**Stored data entries**

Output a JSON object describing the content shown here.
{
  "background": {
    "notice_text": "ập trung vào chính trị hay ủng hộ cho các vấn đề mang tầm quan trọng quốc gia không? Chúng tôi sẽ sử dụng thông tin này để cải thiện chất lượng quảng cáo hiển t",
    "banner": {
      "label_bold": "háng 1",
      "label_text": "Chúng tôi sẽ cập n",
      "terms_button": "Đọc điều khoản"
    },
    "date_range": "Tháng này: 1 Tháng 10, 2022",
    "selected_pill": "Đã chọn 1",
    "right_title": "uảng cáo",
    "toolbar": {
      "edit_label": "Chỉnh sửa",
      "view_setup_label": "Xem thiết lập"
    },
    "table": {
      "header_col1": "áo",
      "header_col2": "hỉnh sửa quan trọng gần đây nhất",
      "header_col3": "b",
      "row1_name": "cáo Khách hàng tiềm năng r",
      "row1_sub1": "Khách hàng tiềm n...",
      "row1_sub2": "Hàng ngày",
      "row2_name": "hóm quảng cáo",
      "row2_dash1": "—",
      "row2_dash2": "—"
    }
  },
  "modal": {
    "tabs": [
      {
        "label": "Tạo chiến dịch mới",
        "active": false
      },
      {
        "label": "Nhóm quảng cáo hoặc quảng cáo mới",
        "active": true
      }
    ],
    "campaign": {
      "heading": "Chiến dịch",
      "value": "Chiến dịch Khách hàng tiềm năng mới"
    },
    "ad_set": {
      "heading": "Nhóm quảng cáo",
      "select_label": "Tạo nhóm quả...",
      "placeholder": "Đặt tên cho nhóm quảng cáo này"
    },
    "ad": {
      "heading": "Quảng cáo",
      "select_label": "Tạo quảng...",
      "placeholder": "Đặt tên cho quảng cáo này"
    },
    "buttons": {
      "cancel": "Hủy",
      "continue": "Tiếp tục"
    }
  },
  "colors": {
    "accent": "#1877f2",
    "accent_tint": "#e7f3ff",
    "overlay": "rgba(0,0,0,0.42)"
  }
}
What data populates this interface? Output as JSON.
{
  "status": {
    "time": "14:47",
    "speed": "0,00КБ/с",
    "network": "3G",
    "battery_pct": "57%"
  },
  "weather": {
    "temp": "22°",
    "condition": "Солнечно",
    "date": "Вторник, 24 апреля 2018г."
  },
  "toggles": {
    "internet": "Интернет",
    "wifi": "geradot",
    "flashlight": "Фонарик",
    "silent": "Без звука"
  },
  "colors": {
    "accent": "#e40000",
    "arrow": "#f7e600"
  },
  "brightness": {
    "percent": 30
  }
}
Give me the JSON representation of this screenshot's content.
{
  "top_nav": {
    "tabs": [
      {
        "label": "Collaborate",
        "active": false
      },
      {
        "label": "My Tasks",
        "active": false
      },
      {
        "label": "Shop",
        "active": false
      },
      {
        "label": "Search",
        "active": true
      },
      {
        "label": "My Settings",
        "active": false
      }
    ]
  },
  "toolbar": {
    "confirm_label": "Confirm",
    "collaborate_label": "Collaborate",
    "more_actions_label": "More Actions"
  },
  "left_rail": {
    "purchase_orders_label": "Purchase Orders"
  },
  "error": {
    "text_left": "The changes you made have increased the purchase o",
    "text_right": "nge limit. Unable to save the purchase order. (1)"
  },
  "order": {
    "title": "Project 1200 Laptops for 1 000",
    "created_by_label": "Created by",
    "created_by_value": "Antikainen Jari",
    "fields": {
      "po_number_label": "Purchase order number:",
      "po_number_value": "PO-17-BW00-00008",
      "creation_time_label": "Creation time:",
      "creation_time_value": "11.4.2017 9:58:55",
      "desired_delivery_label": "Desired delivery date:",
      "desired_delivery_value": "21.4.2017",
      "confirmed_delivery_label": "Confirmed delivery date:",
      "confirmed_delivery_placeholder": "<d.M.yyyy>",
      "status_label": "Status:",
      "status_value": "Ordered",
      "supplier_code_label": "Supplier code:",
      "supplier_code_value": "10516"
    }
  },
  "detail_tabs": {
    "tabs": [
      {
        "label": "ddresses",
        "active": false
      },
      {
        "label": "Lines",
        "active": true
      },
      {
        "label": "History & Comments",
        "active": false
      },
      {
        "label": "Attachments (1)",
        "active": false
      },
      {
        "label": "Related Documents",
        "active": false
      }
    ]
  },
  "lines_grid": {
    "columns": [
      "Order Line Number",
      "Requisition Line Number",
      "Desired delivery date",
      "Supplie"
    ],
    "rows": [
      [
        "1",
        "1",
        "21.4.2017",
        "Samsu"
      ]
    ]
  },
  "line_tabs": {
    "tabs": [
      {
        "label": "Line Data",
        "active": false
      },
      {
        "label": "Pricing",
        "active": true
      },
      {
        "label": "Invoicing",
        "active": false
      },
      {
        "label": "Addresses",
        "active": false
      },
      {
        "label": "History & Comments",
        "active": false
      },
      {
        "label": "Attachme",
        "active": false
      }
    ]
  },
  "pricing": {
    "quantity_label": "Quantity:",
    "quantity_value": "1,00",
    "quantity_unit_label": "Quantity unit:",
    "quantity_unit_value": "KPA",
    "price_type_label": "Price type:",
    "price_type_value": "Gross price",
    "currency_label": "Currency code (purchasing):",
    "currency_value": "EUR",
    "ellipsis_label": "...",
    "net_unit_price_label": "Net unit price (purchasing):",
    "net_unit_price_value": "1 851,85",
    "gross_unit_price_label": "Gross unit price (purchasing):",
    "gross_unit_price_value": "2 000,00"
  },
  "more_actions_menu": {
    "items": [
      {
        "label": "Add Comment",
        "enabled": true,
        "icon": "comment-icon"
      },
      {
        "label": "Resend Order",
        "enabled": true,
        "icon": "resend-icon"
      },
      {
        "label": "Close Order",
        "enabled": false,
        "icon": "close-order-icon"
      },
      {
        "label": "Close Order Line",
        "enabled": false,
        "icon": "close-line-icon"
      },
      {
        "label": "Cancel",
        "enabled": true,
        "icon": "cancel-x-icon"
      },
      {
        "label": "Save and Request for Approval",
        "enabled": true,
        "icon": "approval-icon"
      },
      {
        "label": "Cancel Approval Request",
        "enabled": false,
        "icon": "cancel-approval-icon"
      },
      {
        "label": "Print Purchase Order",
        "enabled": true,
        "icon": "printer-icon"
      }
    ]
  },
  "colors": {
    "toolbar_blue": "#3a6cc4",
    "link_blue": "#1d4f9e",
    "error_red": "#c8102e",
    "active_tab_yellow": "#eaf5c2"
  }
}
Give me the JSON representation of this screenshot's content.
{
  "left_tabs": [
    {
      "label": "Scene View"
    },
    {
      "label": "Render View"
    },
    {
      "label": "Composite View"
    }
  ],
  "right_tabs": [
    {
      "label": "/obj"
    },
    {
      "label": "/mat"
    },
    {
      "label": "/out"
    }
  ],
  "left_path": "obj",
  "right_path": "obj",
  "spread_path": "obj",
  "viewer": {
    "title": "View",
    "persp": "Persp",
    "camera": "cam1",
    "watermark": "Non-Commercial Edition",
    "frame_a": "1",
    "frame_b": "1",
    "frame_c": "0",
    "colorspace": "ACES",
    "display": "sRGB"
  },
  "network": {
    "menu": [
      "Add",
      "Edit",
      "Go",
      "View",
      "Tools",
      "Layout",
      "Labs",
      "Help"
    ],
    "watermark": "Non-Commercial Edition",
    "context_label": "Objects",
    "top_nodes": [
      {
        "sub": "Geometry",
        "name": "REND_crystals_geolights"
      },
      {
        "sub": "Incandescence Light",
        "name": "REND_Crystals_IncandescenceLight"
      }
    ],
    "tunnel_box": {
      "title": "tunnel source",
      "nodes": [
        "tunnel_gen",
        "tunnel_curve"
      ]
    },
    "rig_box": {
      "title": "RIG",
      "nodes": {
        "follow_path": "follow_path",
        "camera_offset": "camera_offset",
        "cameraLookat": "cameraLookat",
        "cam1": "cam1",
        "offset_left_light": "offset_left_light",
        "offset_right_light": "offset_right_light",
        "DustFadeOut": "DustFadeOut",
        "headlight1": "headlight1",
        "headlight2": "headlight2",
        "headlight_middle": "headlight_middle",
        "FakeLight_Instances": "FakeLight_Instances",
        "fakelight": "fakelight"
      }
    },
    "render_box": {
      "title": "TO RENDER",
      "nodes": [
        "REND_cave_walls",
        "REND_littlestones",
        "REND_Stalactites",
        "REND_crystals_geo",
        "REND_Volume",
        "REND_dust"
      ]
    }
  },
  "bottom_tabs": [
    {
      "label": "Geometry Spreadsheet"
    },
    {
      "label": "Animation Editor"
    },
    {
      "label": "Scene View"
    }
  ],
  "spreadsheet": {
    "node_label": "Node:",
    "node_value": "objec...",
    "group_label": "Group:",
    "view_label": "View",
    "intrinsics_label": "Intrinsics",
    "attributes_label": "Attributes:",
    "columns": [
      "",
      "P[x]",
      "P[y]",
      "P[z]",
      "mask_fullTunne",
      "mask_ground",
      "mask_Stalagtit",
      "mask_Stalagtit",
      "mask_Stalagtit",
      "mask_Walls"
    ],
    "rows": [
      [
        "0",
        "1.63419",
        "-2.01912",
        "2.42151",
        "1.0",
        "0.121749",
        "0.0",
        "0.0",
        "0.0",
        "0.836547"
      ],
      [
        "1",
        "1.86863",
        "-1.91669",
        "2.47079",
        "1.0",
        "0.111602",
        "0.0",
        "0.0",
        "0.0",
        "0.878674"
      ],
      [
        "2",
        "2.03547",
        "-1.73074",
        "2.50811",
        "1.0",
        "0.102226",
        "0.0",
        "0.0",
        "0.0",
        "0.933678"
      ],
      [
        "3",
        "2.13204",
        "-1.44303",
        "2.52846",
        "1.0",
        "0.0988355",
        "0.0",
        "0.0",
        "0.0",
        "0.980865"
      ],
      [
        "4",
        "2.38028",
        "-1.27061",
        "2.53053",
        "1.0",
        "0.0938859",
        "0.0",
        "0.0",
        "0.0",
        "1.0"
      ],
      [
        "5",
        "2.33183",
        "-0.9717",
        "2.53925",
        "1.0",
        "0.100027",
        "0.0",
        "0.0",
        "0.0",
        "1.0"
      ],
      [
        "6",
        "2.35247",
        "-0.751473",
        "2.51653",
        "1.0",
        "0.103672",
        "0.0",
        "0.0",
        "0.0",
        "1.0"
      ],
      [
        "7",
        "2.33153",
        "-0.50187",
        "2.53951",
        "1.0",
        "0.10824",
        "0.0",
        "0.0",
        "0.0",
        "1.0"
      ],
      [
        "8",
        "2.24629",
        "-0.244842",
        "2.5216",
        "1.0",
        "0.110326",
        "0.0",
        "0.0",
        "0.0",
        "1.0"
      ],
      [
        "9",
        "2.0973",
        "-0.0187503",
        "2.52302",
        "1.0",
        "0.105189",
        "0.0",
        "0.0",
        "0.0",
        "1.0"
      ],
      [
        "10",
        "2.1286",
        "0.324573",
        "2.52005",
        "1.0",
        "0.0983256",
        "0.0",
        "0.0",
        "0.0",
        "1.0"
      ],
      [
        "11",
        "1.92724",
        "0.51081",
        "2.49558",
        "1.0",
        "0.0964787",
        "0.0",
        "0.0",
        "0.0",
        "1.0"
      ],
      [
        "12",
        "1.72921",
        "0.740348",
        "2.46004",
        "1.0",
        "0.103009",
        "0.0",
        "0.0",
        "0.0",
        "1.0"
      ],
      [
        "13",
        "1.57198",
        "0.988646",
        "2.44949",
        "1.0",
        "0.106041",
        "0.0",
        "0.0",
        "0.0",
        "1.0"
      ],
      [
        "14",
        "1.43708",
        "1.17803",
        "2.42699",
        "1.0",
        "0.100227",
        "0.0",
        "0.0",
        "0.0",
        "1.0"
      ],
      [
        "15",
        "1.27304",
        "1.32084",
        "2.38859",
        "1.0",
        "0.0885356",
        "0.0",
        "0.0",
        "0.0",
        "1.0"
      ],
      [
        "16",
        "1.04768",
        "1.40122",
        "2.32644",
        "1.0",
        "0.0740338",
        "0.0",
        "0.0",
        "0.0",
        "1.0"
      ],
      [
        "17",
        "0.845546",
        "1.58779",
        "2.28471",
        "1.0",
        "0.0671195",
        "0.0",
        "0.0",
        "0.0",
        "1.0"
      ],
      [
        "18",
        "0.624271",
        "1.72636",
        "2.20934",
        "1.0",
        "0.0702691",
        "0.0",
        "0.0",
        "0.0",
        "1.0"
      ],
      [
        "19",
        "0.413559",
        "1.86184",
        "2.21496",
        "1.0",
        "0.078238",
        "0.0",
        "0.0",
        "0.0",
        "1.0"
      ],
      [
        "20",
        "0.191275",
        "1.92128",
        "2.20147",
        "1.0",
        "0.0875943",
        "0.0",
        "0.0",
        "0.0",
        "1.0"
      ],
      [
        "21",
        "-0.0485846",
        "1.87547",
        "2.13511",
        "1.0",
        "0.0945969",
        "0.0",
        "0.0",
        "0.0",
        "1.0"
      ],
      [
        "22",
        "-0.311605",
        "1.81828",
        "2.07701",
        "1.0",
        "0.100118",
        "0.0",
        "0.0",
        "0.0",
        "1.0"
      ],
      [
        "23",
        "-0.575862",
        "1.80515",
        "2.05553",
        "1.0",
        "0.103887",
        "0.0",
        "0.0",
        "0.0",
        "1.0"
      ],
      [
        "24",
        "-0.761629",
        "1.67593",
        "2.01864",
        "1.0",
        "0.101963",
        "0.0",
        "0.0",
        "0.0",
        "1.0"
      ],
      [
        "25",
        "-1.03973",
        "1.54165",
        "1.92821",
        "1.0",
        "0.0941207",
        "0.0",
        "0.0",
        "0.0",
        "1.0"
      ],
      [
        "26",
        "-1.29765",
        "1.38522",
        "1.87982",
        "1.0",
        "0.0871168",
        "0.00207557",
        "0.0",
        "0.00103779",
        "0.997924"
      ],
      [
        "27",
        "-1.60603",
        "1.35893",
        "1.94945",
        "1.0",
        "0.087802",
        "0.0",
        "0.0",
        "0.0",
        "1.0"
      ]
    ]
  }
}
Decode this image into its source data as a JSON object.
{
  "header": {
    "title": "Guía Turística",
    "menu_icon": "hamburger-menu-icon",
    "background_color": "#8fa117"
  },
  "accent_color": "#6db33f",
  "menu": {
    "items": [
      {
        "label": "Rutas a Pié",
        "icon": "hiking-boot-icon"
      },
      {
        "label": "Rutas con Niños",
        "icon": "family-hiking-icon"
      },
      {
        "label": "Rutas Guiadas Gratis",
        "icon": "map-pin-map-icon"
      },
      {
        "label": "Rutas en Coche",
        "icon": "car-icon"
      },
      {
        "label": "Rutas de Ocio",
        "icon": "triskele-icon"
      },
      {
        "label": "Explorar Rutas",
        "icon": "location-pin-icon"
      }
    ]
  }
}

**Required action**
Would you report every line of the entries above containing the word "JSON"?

**Task result**
Output a JSON object describing the content shown here.
What data populates this interface? Output as JSON.
Give me the JSON representation of this screenshot's content.
Give me the JSON representation of this screenshot's content.
Decode this image into its source data as a JSON object.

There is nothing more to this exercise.